Why Some Women Have Hairy Nipples And What It Means

Hair in the chest area, especially around the nipples, is something that we tend to associate with men, but women can get hair there, too. In fact, hair around the nipples is not uncommon in women. Why do some women have hairy nipples? Is it a sign that there is something wrong? 

Nipple hair is actually totally normal, and it's not something that you typically need to worry about. It's completely useless, of course, but a long, long time ago our hairy-nippled ancestresses may have benefited from it. "Once upon a time, they may have conferred some evolutionary advantage to perform tasks such as to lubricate the skin surface and secrete pheromones," Dr. Marc Everett told Cosmopolitan.

Nipple hairs are more likely to grow around the areola (the skin around your nipple) than on the nipple itself. This is because your areolas have glands called Montgomery glands that secrete a material that keeps the skin around your nipples moist, which keeps them healthy for breastfeeding. These Mongtomery glands sometimes produce hair. 
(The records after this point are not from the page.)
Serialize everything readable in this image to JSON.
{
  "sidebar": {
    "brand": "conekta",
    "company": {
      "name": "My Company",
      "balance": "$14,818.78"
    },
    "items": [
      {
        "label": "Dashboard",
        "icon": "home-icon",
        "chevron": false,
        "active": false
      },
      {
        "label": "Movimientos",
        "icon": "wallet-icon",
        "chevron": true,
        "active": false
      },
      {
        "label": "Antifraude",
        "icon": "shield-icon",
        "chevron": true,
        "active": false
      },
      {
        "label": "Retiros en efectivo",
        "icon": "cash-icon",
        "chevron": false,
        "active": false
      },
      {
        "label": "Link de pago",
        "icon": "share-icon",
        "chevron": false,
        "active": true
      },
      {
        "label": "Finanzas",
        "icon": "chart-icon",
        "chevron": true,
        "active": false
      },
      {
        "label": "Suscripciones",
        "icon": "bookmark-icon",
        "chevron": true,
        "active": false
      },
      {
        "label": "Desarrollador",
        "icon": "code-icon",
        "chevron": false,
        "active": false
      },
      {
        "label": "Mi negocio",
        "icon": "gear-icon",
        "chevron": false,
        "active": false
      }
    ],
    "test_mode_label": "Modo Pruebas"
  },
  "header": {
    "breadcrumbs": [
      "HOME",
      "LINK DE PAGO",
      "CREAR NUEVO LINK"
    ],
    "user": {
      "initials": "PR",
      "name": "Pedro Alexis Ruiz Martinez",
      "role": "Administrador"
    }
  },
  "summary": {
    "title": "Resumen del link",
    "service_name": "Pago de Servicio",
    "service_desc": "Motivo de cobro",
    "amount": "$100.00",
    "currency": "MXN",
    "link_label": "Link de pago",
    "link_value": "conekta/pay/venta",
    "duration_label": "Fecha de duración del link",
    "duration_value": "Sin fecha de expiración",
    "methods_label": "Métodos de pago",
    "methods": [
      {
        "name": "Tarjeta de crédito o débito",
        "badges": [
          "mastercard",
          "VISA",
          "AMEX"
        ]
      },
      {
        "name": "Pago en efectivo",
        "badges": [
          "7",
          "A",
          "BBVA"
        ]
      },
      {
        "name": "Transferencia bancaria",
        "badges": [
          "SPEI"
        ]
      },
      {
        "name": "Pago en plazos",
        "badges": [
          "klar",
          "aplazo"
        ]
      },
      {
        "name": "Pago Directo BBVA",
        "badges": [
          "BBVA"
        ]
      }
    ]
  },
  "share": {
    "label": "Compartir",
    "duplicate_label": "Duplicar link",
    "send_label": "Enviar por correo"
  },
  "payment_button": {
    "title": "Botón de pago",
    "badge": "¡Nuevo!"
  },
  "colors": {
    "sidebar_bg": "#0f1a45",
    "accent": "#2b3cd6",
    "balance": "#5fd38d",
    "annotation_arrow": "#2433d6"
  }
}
While hairy nipples are common and aren't a cause for medical concern, you might want to visit your doctor if you see a sudden increase in the amount of hair around your nipples, or if you see hair also starting to grow in other typically "masculine" places such as your upper lip or chin. This hair growth could be a sign of polycystic ovarian syndrome. 

In all likelihood, though, your nipple hair is just, well, hair, and you shouldn't give it a second thought. If it makes you uncomfortable, you can always remove it. Everett recommends cutting your nipple hair with scissors, waxing, or using tweezers. Whatever you do, though, never ever shave hairy nipples as this could "lead to skin infections, infections of the follicle, and inadvertent injury to the irregularly bumpy skin of the areola."